• [The problem]: In your reply, write out the records exactly, each line intact.

Records provided Start Marker

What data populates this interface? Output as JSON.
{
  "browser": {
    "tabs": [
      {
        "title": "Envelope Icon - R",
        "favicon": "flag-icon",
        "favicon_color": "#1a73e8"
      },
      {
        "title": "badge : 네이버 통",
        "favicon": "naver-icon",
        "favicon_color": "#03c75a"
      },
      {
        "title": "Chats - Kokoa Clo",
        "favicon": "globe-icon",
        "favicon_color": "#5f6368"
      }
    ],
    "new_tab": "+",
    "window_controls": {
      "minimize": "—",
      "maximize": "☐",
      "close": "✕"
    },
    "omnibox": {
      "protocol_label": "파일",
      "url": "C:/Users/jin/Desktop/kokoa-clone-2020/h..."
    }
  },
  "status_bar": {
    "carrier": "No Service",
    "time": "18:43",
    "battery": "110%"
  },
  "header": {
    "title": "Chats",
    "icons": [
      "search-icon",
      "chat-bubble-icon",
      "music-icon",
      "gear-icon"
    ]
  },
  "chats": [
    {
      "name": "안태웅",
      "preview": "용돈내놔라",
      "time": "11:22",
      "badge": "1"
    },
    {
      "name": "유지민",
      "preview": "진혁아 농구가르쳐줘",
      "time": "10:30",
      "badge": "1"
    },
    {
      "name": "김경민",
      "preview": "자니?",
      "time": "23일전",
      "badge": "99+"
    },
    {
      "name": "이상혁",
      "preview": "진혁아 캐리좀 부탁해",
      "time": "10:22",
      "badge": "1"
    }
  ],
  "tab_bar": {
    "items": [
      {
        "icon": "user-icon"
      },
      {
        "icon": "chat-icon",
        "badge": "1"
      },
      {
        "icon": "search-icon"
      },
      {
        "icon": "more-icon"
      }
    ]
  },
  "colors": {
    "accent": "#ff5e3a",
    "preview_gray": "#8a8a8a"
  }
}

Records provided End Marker

• [Answer to this exercise]:
What data populates this interface? Output as JSON.
{
  "browser": {
    "tabs": [
      {
        "title": "Envelope Icon - R",
        "favicon": "flag-icon",
        "favicon_color": "#1a73e8"
      },
      {
        "title": "badge : 네이버 통",
        "favicon": "naver-icon",
        "favicon_color": "#03c75a"
      },
      {
        "title": "Chats - Kokoa Clo",
        "favicon": "globe-icon",
        "favicon_color": "#5f6368"
      }
    ],
    "new_tab": "+",
    "window_controls": {
      "minimize": "—",
      "maximize": "☐",
      "close": "✕"
    },
    "omnibox": {
      "protocol_label": "파일",
      "url": "C:/Users/jin/Desktop/kokoa-clone-2020/h..."
    }
  },
  "status_bar": {
    "carrier": "No Service",
    "time": "18:43",
    "battery": "110%"
  },
  "header": {
    "title": "Chats",
    "icons": [
      "search-icon",
      "chat-bubble-icon",
      "music-icon",
      "gear-icon"
    ]
  },
  "chats": [
    {
      "name": "안태웅",
      "preview": "용돈내놔라",
      "time": "11:22",
      "badge": "1"
    },
    {
      "name": "유지민",
      "preview": "진혁아 농구가르쳐줘",
      "time": "10:30",
      "badge": "1"
    },
    {
      "name": "김경민",
      "preview": "자니?",
      "time": "23일전",
      "badge": "99+"
    },
    {
      "name": "이상혁",
      "preview": "진혁아 캐리좀 부탁해",
      "time": "10:22",
      "badge": "1"
    }
  ],
  "tab_bar": {
    "items": [
      {
        "icon": "user-icon"
      },
      {
        "icon": "chat-icon",
        "badge": "1"
      },
      {
        "icon": "search-icon"
      },
      {
        "icon": "more-icon"
      }
    ]
  },
  "colors": {
    "accent": "#ff5e3a",
    "preview_gray": "#8a8a8a"
  }
}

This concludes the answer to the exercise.